In recognition of their achievements as leaders in science and education, three faculty members and three campus-affiliated lab researchers were honored Monday as 2016 American Association for the Advancement of Science, or AAAS, Fellows.
Environmental law professor Holly Doremus, professor emerita of physics Mary K. Gaillard and plant and microbial biology department chair and professor Krishna Niyogi were nominated by their colleagues to receive this honor, along with Lawrence Berkeley National Laboratory researchers Eleanor Blakely, Howard Matis and David K. Shuh.
“It’s certainly more important than ever before to hold up examples of outstanding contributions to science and technology,” said AAAS spokesperson Ginger Pinholster. “It’s good to celebrate people who are doing good work, making the world a better place and improving our quality of life.”
Pinholster said all 391 of the 2016 AAAS Fellows will receive a plaque and fellowship rosette pin in February 2017 during America’s largest annual general science conference in Boston.
Doremus was surprised yet flattered by her election. She was recognized for her contributions to environmental law and natural resources law.
“One of my long-standing interests is the role that science plays in policy and how policymakers can make effective use of scientific information … while still keeping in mind the value choices they have to make,” Doremus said.
Gaillard, a Berkeley Lab senior scientist, was acknowledged for her work on gauge theories involving the standard model, which is a model that explains how the interaction of the basic building blocks of matter are controlled by four fundamental forces.
Additionally, she was lauded for inspiring women physicists through efforts such as chairing the American Physical Society’s Committee on the Status of Women in Physics. Gaillard also published a book last year about her experiences as a woman physicist.

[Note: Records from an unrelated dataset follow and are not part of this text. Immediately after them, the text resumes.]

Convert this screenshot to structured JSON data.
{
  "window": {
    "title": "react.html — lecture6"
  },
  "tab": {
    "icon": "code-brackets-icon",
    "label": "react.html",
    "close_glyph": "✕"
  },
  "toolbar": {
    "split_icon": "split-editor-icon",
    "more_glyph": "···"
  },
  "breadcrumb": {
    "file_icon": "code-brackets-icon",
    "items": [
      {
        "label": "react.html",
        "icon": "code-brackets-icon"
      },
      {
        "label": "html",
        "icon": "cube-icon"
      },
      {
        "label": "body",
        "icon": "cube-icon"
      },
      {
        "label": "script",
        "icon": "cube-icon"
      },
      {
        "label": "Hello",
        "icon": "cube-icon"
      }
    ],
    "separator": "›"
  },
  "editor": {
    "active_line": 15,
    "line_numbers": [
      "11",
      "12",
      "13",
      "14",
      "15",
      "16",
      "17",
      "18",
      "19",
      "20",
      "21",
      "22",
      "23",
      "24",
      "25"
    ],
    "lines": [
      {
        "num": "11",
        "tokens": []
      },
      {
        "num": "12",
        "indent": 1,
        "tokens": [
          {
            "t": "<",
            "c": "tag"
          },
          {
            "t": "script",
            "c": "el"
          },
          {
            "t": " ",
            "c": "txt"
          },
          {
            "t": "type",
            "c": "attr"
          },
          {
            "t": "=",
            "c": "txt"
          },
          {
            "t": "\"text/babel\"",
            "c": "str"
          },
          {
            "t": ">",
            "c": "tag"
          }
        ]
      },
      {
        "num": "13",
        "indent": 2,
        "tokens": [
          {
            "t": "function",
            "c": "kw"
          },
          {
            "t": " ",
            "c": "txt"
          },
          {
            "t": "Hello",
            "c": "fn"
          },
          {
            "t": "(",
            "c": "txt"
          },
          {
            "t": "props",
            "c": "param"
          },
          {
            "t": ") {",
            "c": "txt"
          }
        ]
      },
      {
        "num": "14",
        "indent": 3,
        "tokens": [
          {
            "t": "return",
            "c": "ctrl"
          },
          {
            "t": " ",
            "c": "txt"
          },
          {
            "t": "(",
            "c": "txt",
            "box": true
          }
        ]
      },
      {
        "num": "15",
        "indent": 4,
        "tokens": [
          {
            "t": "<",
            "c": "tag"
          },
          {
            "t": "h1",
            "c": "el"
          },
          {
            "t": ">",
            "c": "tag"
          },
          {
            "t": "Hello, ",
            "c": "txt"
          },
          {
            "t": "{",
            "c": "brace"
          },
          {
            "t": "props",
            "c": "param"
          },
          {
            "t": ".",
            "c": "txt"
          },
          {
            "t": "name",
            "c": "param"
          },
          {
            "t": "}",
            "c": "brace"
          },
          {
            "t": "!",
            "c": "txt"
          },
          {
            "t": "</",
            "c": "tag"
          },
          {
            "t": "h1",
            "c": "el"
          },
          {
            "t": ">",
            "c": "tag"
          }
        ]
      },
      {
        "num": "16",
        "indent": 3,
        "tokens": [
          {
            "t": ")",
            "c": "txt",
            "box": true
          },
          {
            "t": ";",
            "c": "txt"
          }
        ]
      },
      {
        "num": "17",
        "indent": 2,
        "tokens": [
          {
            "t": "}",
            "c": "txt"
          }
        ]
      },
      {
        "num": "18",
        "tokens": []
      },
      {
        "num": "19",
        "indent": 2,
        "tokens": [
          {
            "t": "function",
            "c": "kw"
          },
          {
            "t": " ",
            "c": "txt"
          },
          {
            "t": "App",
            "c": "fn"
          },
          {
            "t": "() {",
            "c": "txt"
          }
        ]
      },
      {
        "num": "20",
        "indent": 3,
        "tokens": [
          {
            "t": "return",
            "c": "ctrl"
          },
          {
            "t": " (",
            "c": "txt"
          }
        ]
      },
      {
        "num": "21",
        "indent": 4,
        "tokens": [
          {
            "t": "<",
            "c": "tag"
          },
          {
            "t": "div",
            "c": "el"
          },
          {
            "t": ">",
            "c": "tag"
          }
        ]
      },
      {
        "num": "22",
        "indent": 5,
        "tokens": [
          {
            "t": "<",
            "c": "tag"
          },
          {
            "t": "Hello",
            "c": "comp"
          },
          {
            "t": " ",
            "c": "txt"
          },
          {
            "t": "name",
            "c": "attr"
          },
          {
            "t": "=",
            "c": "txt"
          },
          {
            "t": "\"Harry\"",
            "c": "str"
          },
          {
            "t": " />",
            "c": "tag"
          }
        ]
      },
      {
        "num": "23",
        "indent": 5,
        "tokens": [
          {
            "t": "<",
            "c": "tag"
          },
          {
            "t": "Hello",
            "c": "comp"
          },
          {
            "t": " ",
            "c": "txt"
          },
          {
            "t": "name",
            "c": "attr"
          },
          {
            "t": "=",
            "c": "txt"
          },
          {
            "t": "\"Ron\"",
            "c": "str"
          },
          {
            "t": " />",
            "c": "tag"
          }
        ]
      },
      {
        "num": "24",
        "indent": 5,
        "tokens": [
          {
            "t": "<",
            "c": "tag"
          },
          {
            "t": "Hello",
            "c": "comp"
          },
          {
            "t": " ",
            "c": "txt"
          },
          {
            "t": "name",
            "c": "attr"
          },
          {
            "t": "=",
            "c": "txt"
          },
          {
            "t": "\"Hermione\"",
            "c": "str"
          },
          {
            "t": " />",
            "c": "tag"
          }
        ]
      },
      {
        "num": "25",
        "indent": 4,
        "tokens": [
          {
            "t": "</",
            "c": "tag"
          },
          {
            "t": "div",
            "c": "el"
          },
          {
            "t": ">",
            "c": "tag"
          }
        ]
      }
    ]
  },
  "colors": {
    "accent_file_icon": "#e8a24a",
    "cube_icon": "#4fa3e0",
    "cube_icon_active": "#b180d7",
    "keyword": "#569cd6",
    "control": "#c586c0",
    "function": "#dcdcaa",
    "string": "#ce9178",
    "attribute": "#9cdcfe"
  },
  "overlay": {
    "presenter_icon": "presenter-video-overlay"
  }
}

Niyogi, also a faculty scientist at Berkeley Lab, was acknowledged for his investigations into photosynthesis regulation, in particular with changes to light intensity. He was also noted for studying photoprotective mechanisms — last Friday, he and collaborators published a paper where they found a 20 percent increased productivity in plants after they modified its photoprotective mechanism.
Blakely could not be reached for comment as of press time.
According to Pinholster, Blakely was recognized for her work in biophysics, studying the biological impact of radiation common to cancer treatments and space travel.
Matis was honored for spearheading education outreach as a member of the American Physical Society and president of the Contemporary Physics Education Project, or CPEP.
“The mission of a scientist is to tell the whole world what we’ve done, and not just our colleagues,” Matis said.
Also distinguished for building a cosmic ray detector kit for schools, Matis said people are using the kits internationally in all seven continents, including the South Pole.
Shuh was celebrated for his employment of x-rays to look at actinide, or radioactive, materials. He said his team tries to determine the electronic structure of these materials by using complex measurements in hopes of understanding and controlling their chemistry.
“There’s a responsibility that comes with (being a Fellow),” Shuh said. “You’re a member of a scientific community — you have to make sure science is put forth on all the agendas and recognize other scientists.”